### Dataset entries
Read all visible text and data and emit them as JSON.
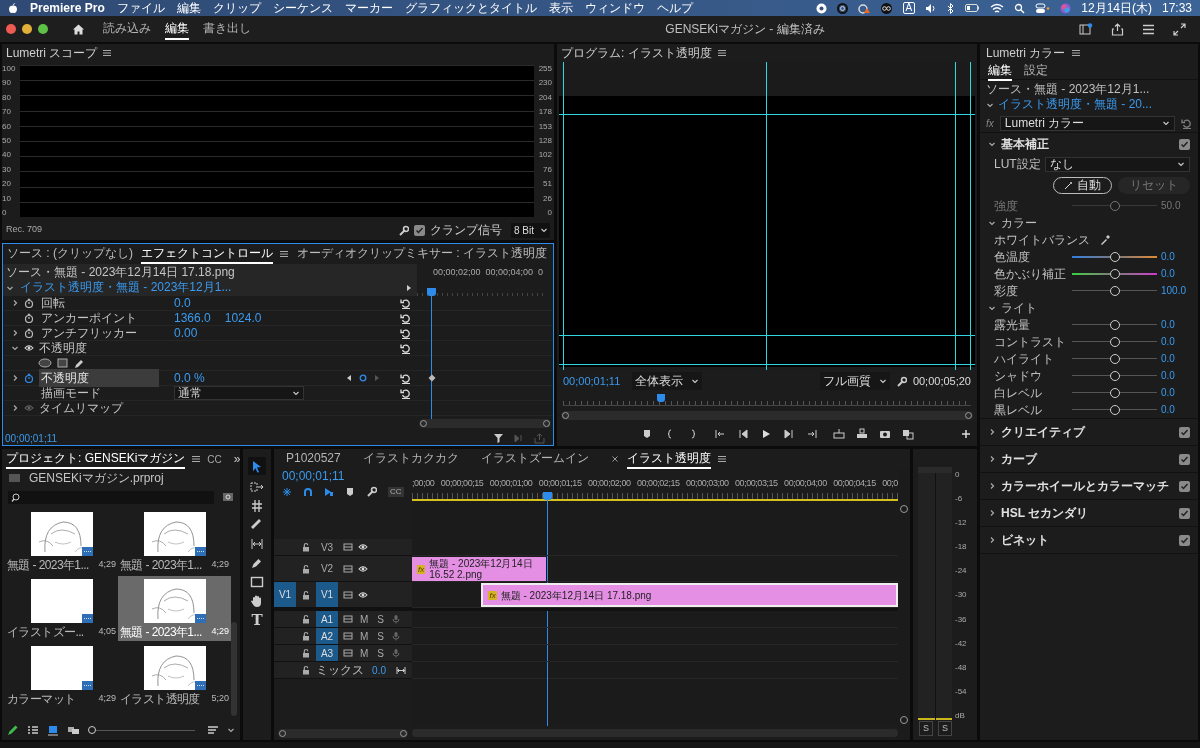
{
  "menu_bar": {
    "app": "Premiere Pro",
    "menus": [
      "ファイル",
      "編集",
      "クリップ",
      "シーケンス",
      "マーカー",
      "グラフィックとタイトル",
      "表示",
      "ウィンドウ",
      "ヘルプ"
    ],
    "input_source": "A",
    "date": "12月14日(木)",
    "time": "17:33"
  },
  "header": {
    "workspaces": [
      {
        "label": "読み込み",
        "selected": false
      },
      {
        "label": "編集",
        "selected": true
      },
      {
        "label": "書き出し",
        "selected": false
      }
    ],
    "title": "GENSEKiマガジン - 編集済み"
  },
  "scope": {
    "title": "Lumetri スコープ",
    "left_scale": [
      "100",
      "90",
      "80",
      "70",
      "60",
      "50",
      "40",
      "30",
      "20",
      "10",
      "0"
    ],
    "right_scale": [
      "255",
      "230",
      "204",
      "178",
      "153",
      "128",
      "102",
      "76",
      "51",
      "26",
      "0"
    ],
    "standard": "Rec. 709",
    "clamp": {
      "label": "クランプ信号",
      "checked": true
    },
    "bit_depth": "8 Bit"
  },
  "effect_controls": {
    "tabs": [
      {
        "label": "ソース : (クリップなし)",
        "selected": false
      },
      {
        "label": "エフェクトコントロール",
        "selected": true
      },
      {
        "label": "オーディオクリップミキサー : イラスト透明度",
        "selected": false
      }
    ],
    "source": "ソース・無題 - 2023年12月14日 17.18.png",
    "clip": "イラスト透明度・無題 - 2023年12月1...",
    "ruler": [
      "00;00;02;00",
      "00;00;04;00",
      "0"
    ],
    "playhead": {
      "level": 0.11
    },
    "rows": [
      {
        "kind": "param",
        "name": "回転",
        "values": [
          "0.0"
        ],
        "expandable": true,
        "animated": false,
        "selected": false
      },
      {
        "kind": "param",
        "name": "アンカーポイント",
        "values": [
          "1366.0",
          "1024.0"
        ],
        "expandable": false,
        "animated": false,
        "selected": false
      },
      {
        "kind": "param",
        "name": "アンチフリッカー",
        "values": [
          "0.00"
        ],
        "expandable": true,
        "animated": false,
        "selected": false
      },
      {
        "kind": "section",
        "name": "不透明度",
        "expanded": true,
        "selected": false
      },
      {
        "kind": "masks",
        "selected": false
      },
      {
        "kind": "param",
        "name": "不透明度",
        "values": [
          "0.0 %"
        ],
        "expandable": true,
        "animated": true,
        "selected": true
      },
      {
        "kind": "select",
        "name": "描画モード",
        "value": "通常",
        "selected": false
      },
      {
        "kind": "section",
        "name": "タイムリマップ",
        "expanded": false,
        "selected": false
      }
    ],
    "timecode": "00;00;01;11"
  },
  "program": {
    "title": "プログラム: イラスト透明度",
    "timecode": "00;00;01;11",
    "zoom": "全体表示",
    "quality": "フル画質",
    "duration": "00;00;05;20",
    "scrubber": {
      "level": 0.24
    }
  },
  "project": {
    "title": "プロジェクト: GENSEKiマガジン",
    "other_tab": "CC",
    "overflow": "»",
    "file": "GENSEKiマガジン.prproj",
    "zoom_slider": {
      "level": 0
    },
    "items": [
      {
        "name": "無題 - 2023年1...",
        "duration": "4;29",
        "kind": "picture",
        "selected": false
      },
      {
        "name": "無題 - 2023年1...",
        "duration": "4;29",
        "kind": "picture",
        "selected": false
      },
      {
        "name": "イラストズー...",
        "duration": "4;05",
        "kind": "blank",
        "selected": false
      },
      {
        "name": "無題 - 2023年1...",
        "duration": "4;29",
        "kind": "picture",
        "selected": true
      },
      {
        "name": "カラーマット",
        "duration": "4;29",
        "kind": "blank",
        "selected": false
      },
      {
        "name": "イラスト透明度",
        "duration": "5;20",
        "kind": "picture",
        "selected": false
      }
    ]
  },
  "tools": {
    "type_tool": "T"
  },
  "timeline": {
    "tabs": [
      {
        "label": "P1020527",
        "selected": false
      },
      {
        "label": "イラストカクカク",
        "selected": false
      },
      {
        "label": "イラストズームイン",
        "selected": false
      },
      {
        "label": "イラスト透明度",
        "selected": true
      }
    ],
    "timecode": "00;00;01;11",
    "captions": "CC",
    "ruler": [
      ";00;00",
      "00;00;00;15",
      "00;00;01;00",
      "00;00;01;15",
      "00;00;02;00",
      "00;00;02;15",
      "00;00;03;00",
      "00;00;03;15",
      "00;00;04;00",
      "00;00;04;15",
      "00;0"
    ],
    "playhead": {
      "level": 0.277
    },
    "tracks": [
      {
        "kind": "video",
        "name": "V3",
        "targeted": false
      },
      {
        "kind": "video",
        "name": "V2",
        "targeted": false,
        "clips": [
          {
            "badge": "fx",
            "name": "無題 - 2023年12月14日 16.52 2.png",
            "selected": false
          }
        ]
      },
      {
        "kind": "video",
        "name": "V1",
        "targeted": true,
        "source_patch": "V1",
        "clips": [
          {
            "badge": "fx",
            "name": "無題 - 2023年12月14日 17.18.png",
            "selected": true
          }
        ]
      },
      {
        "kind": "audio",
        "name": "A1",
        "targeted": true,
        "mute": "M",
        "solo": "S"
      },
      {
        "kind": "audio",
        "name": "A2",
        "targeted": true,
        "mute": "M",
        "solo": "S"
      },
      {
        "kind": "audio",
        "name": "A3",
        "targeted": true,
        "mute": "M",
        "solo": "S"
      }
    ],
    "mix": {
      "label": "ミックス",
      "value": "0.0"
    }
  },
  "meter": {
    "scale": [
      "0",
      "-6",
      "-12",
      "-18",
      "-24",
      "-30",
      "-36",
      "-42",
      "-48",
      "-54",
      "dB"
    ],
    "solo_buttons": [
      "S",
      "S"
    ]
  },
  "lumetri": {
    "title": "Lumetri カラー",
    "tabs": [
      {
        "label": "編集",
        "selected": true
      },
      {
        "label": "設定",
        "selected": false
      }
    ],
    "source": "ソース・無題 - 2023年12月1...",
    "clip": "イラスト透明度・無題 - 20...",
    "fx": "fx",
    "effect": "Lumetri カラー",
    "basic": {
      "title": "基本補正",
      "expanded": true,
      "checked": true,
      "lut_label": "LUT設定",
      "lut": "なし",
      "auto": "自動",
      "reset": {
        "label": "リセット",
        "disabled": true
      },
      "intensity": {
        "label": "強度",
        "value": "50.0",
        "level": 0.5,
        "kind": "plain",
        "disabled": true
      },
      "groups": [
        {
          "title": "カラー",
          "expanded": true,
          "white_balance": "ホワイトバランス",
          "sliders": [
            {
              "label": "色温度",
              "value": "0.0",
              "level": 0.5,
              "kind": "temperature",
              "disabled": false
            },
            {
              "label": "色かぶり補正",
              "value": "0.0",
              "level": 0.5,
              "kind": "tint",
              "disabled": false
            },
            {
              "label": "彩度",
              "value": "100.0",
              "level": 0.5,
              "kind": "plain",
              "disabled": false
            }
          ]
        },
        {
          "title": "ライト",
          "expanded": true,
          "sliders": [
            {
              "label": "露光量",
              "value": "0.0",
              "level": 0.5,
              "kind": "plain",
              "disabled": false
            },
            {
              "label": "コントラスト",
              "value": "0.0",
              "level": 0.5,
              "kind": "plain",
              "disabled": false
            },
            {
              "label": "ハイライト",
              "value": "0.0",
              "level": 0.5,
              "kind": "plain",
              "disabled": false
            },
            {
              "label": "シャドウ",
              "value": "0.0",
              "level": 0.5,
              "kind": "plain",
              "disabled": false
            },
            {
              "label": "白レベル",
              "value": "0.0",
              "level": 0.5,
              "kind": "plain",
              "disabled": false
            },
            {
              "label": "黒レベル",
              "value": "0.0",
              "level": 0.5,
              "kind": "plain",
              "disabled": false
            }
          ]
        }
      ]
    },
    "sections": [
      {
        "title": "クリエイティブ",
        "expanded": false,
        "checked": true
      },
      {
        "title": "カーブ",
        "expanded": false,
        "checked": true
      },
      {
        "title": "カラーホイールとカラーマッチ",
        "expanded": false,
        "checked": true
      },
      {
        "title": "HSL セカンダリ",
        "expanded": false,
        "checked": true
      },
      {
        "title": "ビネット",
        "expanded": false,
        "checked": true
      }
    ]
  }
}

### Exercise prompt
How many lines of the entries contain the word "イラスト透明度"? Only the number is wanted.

### Your solution
6